Meaning of GROUND in English

GROUND

I. noun Usage: often attributive Etymology: Middle English, from Old English grund; akin to Old High German grunt ~ Date: before 12th century 1. the bottom of a body of water, b. plural sediment 1, ~ coffee beans after brewing, 2. a basis for belief, action, or argument , b. a fundamental logical condition, a basic metaphysical cause, 3. a surrounding area ; back~ , material that serves as a substratum, 4. the surface of the earth, an area used for a particular purpose , the area around and belonging to a house or other building, an area to be won or defended in or as if in battle, an area of knowledge or special interest , 5. soil , earth , a special soil, 6. an object that makes an electrical connection with the earth, a large conducting body (as the earth) used as a common return for an electric circuit and as an arbitrary zero of potential, electric connection with a ~, a football offense utilizing primarily running plays, II. verb Date: 13th century transitive verb 1. to bring to or place on the ~, to cause to run a~, 2. to provide a reason or justification for , to furnish with a foundation of knowledge ; base , to connect electrically with a ~, 4. to restrict to the ~ , to prohibit from taking part in some usual activities , to throw (a football) intentionally to the ~ to avoid being tackled for a loss, intransitive verb to have a ~ or basis ; rely , to run a~, to hit a ~er , see: grind

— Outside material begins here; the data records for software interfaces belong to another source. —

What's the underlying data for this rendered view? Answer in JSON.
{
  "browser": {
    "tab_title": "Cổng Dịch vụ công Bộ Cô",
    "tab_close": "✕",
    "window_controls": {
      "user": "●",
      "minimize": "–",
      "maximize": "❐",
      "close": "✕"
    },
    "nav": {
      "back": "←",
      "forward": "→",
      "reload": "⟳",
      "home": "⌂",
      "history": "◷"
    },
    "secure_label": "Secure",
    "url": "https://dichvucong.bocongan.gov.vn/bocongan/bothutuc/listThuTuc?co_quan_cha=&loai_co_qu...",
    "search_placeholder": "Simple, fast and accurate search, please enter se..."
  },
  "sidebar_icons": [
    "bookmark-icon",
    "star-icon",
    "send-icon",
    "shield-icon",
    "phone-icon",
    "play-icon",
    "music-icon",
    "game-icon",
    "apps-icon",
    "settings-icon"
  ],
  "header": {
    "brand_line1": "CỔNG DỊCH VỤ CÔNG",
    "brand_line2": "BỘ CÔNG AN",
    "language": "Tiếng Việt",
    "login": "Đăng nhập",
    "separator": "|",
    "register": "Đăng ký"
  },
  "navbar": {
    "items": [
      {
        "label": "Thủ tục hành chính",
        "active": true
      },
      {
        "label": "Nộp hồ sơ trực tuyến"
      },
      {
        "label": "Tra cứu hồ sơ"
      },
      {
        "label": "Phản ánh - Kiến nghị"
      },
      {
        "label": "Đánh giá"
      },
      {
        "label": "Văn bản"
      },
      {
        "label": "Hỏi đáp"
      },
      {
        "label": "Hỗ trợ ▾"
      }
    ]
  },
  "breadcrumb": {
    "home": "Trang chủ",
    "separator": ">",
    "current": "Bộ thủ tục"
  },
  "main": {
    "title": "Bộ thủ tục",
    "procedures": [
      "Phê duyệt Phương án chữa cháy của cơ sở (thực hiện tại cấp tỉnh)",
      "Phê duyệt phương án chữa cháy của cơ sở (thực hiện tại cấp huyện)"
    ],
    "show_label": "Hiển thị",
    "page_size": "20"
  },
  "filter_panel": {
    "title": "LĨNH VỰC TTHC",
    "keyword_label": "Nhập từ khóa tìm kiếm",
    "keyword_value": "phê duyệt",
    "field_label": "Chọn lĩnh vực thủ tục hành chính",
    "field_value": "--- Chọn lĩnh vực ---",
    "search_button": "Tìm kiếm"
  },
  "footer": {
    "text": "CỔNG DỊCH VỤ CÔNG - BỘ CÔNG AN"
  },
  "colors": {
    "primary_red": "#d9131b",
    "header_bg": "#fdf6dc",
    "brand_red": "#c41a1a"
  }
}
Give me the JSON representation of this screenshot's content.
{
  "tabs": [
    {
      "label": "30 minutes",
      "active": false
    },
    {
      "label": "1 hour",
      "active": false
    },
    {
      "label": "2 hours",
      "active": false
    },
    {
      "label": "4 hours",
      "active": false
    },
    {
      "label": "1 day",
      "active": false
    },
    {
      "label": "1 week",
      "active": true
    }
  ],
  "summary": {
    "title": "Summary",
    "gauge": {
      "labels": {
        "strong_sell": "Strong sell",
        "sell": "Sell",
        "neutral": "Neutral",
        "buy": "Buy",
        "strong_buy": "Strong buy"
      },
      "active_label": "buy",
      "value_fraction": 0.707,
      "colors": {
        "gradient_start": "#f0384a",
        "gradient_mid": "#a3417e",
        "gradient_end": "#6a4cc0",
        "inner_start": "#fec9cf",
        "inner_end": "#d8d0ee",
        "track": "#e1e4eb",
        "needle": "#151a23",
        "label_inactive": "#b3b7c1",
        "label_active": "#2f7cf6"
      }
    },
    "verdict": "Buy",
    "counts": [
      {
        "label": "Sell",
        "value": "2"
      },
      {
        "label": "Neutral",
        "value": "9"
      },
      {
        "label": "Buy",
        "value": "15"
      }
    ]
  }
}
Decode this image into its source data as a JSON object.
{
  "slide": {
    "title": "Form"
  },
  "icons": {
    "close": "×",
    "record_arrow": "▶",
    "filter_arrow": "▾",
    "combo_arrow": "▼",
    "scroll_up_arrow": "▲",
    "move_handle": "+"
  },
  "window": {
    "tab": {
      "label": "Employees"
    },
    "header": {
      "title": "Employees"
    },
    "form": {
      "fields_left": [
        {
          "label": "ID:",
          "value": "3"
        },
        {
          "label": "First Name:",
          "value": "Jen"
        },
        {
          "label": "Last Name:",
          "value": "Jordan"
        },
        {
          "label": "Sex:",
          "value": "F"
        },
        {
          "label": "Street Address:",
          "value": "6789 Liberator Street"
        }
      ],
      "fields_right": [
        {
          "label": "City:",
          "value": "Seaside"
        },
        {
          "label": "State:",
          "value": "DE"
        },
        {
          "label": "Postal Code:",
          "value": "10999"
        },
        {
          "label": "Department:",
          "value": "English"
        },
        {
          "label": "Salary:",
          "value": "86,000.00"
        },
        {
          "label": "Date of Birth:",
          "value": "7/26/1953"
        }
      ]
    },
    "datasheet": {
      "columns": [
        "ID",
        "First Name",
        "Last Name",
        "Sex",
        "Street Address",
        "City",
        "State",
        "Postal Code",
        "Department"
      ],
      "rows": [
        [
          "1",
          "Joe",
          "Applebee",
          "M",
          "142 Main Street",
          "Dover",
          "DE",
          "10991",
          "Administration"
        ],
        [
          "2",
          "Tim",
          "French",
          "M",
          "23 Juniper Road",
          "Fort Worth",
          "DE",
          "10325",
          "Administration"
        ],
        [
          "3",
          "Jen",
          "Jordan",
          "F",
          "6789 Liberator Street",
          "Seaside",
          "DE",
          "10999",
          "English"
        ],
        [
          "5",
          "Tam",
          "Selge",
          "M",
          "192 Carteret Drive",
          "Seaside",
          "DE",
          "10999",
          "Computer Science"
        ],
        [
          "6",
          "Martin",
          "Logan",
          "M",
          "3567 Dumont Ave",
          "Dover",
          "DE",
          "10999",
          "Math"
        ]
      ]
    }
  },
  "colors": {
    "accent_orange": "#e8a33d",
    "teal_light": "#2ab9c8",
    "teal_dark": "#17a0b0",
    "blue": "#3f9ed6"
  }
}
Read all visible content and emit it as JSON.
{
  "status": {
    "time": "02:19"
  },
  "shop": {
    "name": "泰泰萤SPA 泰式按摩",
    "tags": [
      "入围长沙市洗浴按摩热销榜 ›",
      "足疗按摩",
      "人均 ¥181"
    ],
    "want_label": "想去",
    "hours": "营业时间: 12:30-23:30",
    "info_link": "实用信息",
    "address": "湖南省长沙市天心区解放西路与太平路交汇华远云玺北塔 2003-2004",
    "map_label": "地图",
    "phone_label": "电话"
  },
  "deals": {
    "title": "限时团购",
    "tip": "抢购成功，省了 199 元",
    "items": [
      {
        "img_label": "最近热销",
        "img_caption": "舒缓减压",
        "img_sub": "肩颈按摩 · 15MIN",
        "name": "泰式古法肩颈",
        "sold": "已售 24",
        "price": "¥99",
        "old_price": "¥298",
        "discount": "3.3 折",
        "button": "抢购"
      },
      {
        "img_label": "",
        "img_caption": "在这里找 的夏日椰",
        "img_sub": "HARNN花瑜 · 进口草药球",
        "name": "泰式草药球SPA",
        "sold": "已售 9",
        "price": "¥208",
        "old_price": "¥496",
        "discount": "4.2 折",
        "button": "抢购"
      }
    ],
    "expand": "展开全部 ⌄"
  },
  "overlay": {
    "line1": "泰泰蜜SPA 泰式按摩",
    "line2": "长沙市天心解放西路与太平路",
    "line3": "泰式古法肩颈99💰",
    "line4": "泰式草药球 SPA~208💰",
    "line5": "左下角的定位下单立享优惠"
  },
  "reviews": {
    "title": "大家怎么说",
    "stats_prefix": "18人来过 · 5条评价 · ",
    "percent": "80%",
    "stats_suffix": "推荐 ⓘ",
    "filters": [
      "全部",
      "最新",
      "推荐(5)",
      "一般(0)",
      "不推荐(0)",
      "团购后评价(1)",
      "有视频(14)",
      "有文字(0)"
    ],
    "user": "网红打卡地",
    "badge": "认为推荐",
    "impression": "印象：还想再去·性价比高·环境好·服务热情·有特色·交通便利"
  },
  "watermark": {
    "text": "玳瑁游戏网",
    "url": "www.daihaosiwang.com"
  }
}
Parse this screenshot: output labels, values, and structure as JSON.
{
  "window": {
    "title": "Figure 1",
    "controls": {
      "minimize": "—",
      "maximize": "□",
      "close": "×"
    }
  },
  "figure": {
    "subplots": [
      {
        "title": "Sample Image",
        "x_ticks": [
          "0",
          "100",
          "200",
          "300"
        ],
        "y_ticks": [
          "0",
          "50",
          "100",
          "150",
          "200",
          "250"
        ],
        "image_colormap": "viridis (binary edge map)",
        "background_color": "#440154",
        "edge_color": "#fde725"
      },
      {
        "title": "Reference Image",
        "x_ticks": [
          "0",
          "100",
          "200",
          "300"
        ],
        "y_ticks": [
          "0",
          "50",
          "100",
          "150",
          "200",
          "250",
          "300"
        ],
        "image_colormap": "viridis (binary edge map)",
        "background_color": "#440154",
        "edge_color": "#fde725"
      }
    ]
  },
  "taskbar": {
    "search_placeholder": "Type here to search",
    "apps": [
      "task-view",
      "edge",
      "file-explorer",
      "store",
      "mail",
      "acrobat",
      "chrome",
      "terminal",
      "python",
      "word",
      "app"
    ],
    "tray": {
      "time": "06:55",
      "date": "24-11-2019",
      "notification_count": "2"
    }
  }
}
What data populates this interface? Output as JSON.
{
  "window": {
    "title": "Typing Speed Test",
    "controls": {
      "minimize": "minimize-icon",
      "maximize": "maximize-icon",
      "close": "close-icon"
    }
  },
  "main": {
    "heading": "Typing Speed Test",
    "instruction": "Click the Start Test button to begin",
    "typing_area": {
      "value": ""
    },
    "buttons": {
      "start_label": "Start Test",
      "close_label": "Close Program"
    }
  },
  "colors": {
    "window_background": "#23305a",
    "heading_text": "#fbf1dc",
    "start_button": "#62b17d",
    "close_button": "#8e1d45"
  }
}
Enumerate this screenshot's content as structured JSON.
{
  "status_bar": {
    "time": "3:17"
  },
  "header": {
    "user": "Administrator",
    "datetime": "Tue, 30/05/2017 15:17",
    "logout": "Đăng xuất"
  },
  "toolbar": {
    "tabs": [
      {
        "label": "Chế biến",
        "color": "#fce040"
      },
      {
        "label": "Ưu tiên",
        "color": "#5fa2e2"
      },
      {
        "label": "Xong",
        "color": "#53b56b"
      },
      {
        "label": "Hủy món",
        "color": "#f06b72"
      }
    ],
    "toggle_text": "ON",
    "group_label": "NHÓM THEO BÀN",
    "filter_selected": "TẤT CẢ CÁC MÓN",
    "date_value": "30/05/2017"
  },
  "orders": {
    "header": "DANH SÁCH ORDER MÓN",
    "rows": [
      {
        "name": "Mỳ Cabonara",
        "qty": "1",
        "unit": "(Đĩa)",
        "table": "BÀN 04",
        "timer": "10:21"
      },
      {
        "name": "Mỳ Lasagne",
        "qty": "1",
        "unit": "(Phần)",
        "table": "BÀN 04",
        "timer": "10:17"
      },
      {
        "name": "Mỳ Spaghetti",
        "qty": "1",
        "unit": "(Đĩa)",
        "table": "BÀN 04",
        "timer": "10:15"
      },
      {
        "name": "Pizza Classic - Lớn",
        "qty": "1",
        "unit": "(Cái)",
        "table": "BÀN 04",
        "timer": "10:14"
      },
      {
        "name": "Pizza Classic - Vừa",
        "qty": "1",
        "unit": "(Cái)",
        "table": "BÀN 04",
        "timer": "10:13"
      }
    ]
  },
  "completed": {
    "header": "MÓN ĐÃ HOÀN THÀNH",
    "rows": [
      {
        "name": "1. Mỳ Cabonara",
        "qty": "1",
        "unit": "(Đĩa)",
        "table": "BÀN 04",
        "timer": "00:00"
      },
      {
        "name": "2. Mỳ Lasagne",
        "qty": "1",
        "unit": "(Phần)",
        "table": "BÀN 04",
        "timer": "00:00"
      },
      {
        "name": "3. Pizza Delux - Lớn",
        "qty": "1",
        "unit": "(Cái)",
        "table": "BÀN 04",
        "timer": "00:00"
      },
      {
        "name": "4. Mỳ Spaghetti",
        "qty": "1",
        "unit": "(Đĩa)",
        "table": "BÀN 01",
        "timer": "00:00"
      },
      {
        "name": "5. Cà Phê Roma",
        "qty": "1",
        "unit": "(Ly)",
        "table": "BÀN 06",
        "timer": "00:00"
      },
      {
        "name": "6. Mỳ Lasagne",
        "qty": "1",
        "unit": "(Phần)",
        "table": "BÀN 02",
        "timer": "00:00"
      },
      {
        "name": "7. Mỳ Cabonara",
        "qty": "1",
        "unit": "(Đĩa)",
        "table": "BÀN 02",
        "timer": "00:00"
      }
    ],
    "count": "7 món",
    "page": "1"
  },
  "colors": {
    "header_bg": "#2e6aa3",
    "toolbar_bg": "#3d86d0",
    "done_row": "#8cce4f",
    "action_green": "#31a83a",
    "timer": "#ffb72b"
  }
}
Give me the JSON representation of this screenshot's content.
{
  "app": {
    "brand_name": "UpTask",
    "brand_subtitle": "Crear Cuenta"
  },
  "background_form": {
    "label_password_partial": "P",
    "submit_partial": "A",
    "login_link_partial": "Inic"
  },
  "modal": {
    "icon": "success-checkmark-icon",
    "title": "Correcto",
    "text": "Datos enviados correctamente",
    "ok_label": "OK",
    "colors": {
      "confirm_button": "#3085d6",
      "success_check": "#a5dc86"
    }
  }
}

Merriam Webster. Explanatory English dictionary Merriam Webster.      Толковый словарь английского языка Мерриам-Уэбстер.